The largest of the Greek islands, Crete’s size is more representative of a small country than a standalone island. Its charismatic culture and beautiful scenery provide the ideal backdrop to get up close and personal with the island’s historic tales and laidback way of life, which is exactly what Cretan holidays are all about. What’s more, the island's diverse nature makes it an idyllic destination for beach bums, history hunters and intrepid explorers alike. Beaches With sandy beaches that stretch as far as the eye can see, broken up by secret coves and olive groves, Crete’s pretty plateau lends itself flawlessly to family getaways and romantic retreats. For a wilder beach, try the hidden gem that is Stefanou Beach north of Chania. Also be sure to experience the pink sands of Elafonisi Beach in the southwest. The island is even home to Vai – Europe’s only palm-tree forest beach. Culture History fans may want to make a beeline for the award-winning Knossos Museum and get drawn in by the remains of the Minoan Empire, while Greek mythologists may be more interested in a date with Lassithi Plateau, believed to be the birthplace of Zeus.

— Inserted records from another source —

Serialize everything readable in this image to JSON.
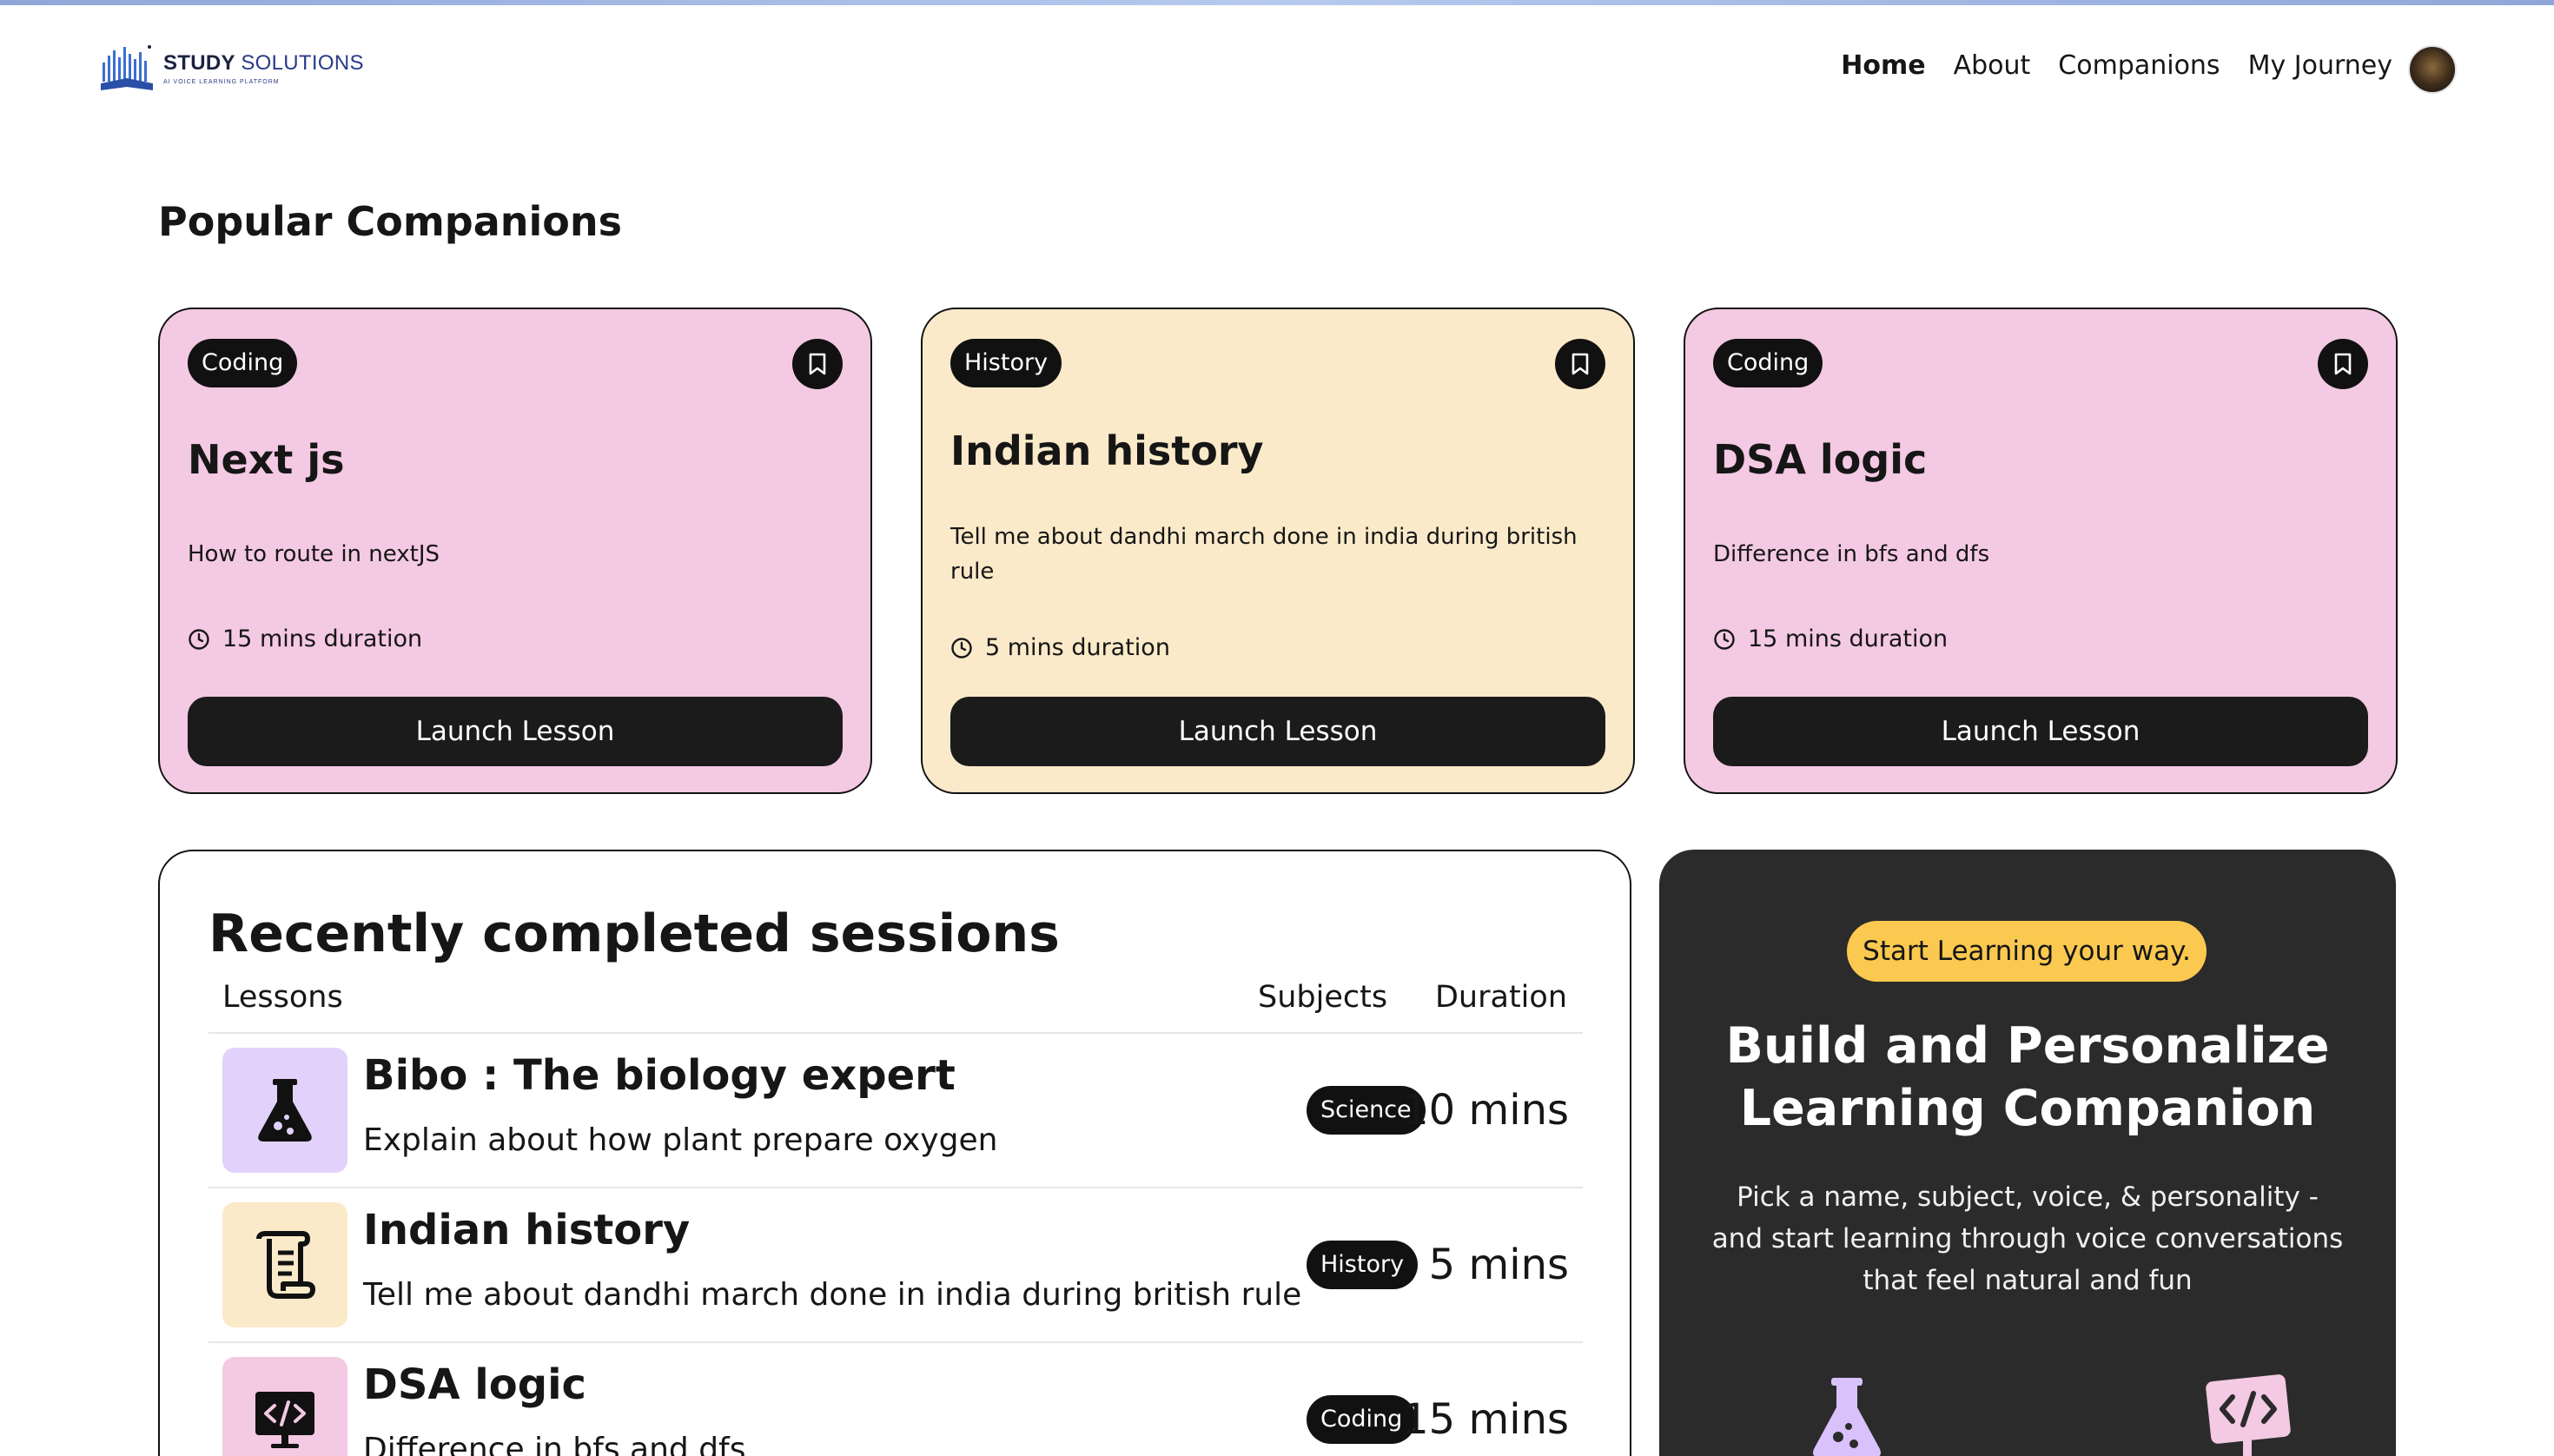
{
  "brand": {
    "name_bold": "STUDY",
    "name_light": "SOLUTIONS",
    "tagline": "AI VOICE LEARNING PLATFORM"
  },
  "nav": {
    "links": [
      "Home",
      "About",
      "Companions",
      "My Journey"
    ],
    "active": "Home"
  },
  "popular": {
    "title": "Popular Companions",
    "cards": [
      {
        "subject": "Coding",
        "name": "Next js",
        "topic": "How to route in nextJS",
        "duration": "15 mins duration",
        "button": "Launch Lesson",
        "color": "#f4c9e3"
      },
      {
        "subject": "History",
        "name": "Indian history",
        "topic": "Tell me about dandhi march done in india during british rule",
        "duration": "5 mins duration",
        "button": "Launch Lesson",
        "color": "#fbeac9"
      },
      {
        "subject": "Coding",
        "name": "DSA logic",
        "topic": "Difference in bfs and dfs",
        "duration": "15 mins duration",
        "button": "Launch Lesson",
        "color": "#f4c9e3"
      }
    ]
  },
  "recent": {
    "title": "Recently completed sessions",
    "headers": {
      "lessons": "Lessons",
      "subjects": "Subjects",
      "duration": "Duration"
    },
    "rows": [
      {
        "name": "Bibo : The biology expert",
        "topic": "Explain about how plant prepare oxygen",
        "subject": "Science",
        "duration": "10 mins",
        "icon": "flask-icon",
        "icon_bg": "#e2d1fb"
      },
      {
        "name": "Indian history",
        "topic": "Tell me about dandhi march done in india during british rule",
        "subject": "History",
        "duration": "5 mins",
        "icon": "scroll-icon",
        "icon_bg": "#fbeac9"
      },
      {
        "name": "DSA logic",
        "topic": "Difference in bfs and dfs",
        "subject": "Coding",
        "duration": "15 mins",
        "icon": "code-monitor-icon",
        "icon_bg": "#f4c9e3"
      }
    ]
  },
  "cta": {
    "pill": "Start Learning your way.",
    "title": "Build and Personalize Learning Companion",
    "description": "Pick a name, subject, voice, & personality - and start learning through voice conversations that feel natural and fun",
    "accent": "#fbc94f"
  }
}
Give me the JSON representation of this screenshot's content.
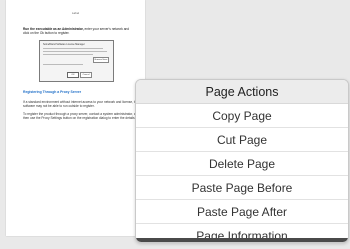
{
  "document": {
    "header": "Label",
    "intro_bold": "Run the executable as an Administrator,",
    "intro_rest": " enter your server's network and click on the Ok button to register.",
    "dialog": {
      "title": "SomeBrand Software License Manager",
      "browse_label": "Browse Here",
      "ok_label": "OK",
      "cancel_label": "Cancel"
    },
    "section_heading": "Registering Through a Proxy Server",
    "paragraph_1": "If a standard environment without internet access to your network and license, the software may not be able to run outside to register.",
    "paragraph_2": "To register the product through a proxy server, contact a system administrator, and then use the Proxy Settings button on the registration dialog to enter the details."
  },
  "context_menu": {
    "title": "Page Actions",
    "items": [
      "Copy Page",
      "Cut Page",
      "Delete Page",
      "Paste Page Before",
      "Paste Page After",
      "Page Information"
    ]
  }
}
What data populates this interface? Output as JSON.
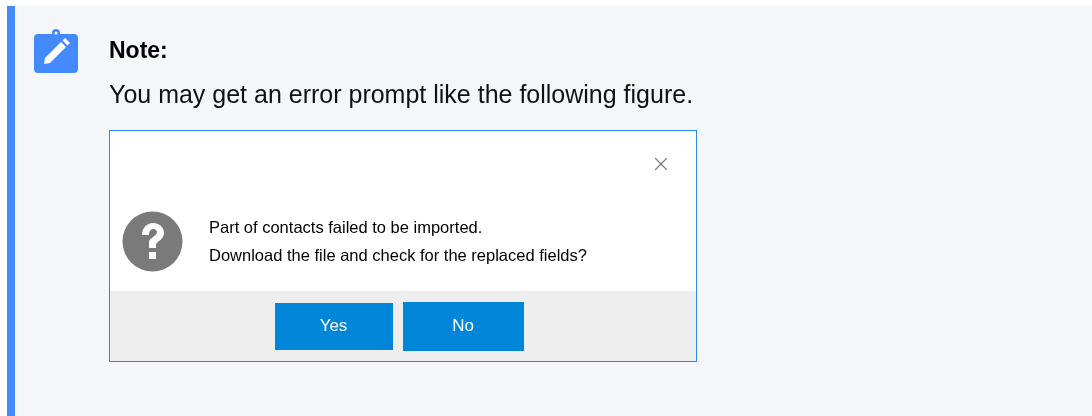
{
  "note": {
    "title": "Note:",
    "text": "You may get an error prompt like the following figure."
  },
  "dialog": {
    "message_lines": [
      "Part of contacts failed to be imported.",
      "Download the file and check for the replaced fields?"
    ],
    "buttons": [
      "Yes",
      "No"
    ]
  }
}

Meanwhile, much of modern-day culture centres around the Greek Orthodox church, which plays a huge part in locals’ lives and is the reason for many of the island’s religious festivals and celebrations. Food & Drink Island holidays are all about tucking into fresh fish and Greek salads, complete with olives and feta cheese. Meat eaters will love dining out on loukanika (Greek sausages) and moussaka, while the classic Meze options, full of dolmades (vine leaves stuffed with rice), plus taramasalata and tzatziki are not to be missed. Local delicacies include mini cheese pies known as Kalitsounia, along with Dakos – rustic bread with a meze of tomatoes, feta, herbs and olives piled on top. To wash it down, try a shot of the local Raki if you’re feeling brave. NightlifeCrete holidays are renowned for their party scene, with resorts like Aghios Nikalos and Hersonissos topping the charts thanks to their energetic nightlife. Of course, Malia serves as the clubbing capital of the island, with parties until sunrise and famous DJs taking to the main strip. Elsewhere, expect late night Greek tavernas, bustling bars and plenty of atmospheric jaunts for a more chilled-out evening. Important InformationFlight Time: 4hrTime Difference: +2hrCurrency: Euro Official Language: Greek
Sharing climate zones with North Africa and the Mediterranean, Crete has a varied weather forecast. Crete holidays boast the balmiest climate compared to anywhere else in Greece, with temperatures during summer hovering around the high 20s (°C). The mountains tend to be cooler, as do the northern areas of the island as these make up part of the Mediterranean climate, whilst the south and east of the island is more representative of the African atmosphere.
Things To Do on Crete Holidays
Visit Spinalonga Although Crete holidays place you on the largest of the Greek islands, there are plenty of smaller islands peppered off the coast that are worth a visit too. A short boat ride away, the fortress island of Spinalonga carries a turbulent past, including serving as a leper colony during the 20th century. But don’t be put off by tales of tragedy – there is much history to be discovered here. Hike to the Balos Lagoon If it’s stunning views you’re after, this is one to tick off the bucket list. With parking available nearby, the beach trail leading down offers a viewpoint to the lagoon below that is postcard picture-worthy. You’ll be greeted with aquamarine waters, white sands, rugged scenery and – if you plan your hike to avoid the crowds – you can enjoy it all for yourself! The lagoon offers warm and shallow waters, while swimming further out gets you to deeper waters ideal for snorkelling. Palace of Knossos Known as Europe’s oldest city, this Bronze Age archaeological site can be found within easy reach of Heraklion. The palace was part of the Minoan civilization back in the 2nd century B.C. and was one of the grandest architectural feats of even our time. The complex was restored in the 1900s and is open to tourists today, so you can appreciate the labyrinthine splendour of the site. Explore Loutro For a break from the beaches and tours, head to Chania’s secluded southernmost village of Loutro. Exuding Greek charm, its quaint streets offer peaceful relief from the hustle and bustle of the island’s larger cities. This is largely owed to its lack of vehicles as the village can only be reached by boat or on foot. Simply peruse the cobbled streets, gaze at the whitewashed houses and drink in its air of tranquillity. There’s also a delightful crescent-shaped bay where you can laze the day away.